Excerpts from an interface dataset
>>>>

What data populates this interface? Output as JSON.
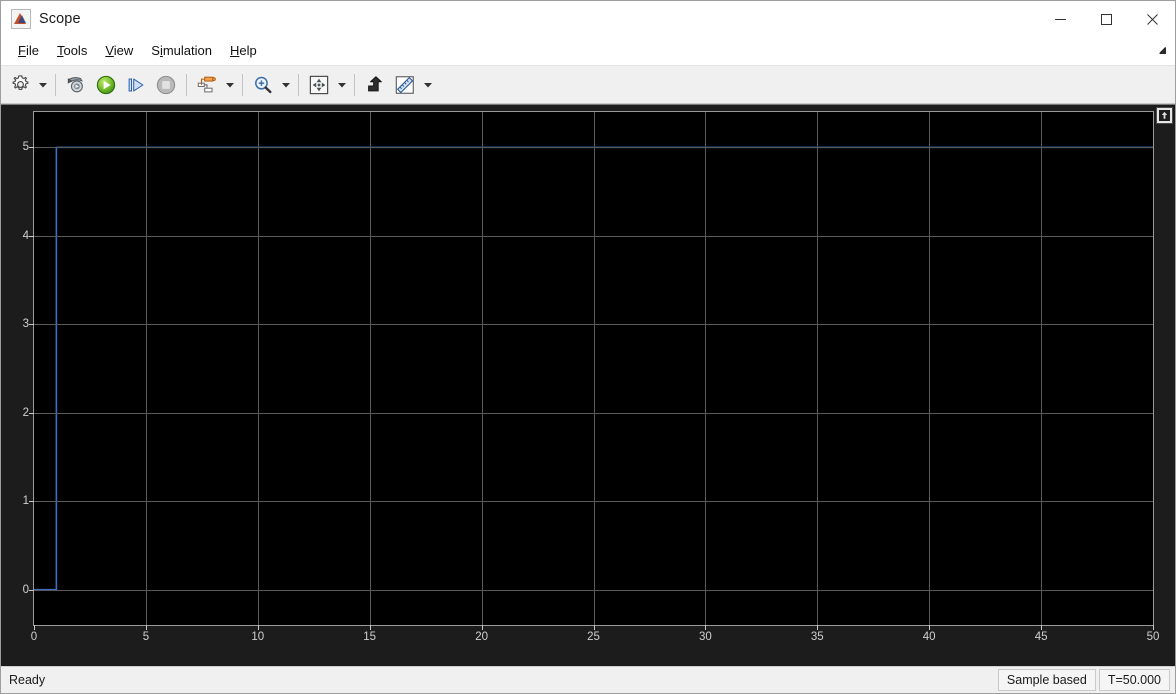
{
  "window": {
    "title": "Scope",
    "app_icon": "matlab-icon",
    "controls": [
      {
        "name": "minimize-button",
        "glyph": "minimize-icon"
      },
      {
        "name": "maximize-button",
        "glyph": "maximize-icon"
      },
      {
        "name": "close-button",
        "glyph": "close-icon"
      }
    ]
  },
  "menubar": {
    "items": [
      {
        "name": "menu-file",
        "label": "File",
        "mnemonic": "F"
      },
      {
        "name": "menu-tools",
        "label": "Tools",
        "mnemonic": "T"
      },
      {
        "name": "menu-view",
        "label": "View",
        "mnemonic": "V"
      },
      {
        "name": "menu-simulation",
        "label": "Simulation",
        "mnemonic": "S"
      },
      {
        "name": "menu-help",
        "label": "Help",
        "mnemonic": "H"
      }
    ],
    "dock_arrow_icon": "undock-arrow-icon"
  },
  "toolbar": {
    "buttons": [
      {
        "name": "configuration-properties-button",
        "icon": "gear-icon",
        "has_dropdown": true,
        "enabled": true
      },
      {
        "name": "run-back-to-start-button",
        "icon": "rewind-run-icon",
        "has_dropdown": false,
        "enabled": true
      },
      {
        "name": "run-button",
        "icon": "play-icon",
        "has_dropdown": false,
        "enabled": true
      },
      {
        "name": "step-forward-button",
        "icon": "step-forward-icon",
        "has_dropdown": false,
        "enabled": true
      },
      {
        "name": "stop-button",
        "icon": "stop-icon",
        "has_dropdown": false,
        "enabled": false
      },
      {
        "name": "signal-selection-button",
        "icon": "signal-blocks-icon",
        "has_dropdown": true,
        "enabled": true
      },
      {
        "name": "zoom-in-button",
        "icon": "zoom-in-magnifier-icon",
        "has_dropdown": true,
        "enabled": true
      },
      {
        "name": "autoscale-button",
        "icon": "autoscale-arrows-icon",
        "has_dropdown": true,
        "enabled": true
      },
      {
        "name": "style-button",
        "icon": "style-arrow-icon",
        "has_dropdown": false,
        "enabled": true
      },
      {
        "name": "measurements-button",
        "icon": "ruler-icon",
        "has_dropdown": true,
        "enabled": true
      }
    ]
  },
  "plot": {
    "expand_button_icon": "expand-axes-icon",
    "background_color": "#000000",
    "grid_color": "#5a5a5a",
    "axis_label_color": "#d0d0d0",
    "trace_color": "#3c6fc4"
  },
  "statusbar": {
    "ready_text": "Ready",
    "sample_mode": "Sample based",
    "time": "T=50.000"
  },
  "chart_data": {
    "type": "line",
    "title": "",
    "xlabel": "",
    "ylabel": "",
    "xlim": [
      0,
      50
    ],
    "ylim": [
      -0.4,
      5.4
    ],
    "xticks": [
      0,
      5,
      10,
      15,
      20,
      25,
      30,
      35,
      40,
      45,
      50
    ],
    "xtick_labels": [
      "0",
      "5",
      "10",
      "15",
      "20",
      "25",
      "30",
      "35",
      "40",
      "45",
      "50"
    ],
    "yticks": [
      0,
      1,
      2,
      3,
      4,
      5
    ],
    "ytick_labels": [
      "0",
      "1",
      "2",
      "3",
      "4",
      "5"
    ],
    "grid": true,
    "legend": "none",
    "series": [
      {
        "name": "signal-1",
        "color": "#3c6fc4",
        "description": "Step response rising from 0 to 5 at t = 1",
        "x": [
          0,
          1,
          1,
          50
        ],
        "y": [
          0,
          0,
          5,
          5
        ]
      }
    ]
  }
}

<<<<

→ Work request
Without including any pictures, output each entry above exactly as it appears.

→ Output below
What data populates this interface? Output as JSON.
{
  "window": {
    "title": "Scope",
    "app_icon": "matlab-icon",
    "controls": [
      {
        "name": "minimize-button",
        "glyph": "minimize-icon"
      },
      {
        "name": "maximize-button",
        "glyph": "maximize-icon"
      },
      {
        "name": "close-button",
        "glyph": "close-icon"
      }
    ]
  },
  "menubar": {
    "items": [
      {
        "name": "menu-file",
        "label": "File",
        "mnemonic": "F"
      },
      {
        "name": "menu-tools",
        "label": "Tools",
        "mnemonic": "T"
      },
      {
        "name": "menu-view",
        "label": "View",
        "mnemonic": "V"
      },
      {
        "name": "menu-simulation",
        "label": "Simulation",
        "mnemonic": "S"
      },
      {
        "name": "menu-help",
        "label": "Help",
        "mnemonic": "H"
      }
    ],
    "dock_arrow_icon": "undock-arrow-icon"
  },
  "toolbar": {
    "buttons": [
      {
        "name": "configuration-properties-button",
        "icon": "gear-icon",
        "has_dropdown": true,
        "enabled": true
      },
      {
        "name": "run-back-to-start-button",
        "icon": "rewind-run-icon",
        "has_dropdown": false,
        "enabled": true
      },
      {
        "name": "run-button",
        "icon": "play-icon",
        "has_dropdown": false,
        "enabled": true
      },
      {
        "name": "step-forward-button",
        "icon": "step-forward-icon",
        "has_dropdown": false,
        "enabled": true
      },
      {
        "name": "stop-button",
        "icon": "stop-icon",
        "has_dropdown": false,
        "enabled": false
      },
      {
        "name": "signal-selection-button",
        "icon": "signal-blocks-icon",
        "has_dropdown": true,
        "enabled": true
      },
      {
        "name": "zoom-in-button",
        "icon": "zoom-in-magnifier-icon",
        "has_dropdown": true,
        "enabled": true
      },
      {
        "name": "autoscale-button",
        "icon": "autoscale-arrows-icon",
        "has_dropdown": true,
        "enabled": true
      },
      {
        "name": "style-button",
        "icon": "style-arrow-icon",
        "has_dropdown": false,
        "enabled": true
      },
      {
        "name": "measurements-button",
        "icon": "ruler-icon",
        "has_dropdown": true,
        "enabled": true
      }
    ]
  },
  "plot": {
    "expand_button_icon": "expand-axes-icon",
    "background_color": "#000000",
    "grid_color": "#5a5a5a",
    "axis_label_color": "#d0d0d0",
    "trace_color": "#3c6fc4"
  },
  "statusbar": {
    "ready_text": "Ready",
    "sample_mode": "Sample based",
    "time": "T=50.000"
  },
  "chart_data": {
    "type": "line",
    "title": "",
    "xlabel": "",
    "ylabel": "",
    "xlim": [
      0,
      50
    ],
    "ylim": [
      -0.4,
      5.4
    ],
    "xticks": [
      0,
      5,
      10,
      15,
      20,
      25,
      30,
      35,
      40,
      45,
      50
    ],
    "xtick_labels": [
      "0",
      "5",
      "10",
      "15",
      "20",
      "25",
      "30",
      "35",
      "40",
      "45",
      "50"
    ],
    "yticks": [
      0,
      1,
      2,
      3,
      4,
      5
    ],
    "ytick_labels": [
      "0",
      "1",
      "2",
      "3",
      "4",
      "5"
    ],
    "grid": true,
    "legend": "none",
    "series": [
      {
        "name": "signal-1",
        "color": "#3c6fc4",
        "description": "Step response rising from 0 to 5 at t = 1",
        "x": [
          0,
          1,
          1,
          50
        ],
        "y": [
          0,
          0,
          5,
          5
        ]
      }
    ]
  }
}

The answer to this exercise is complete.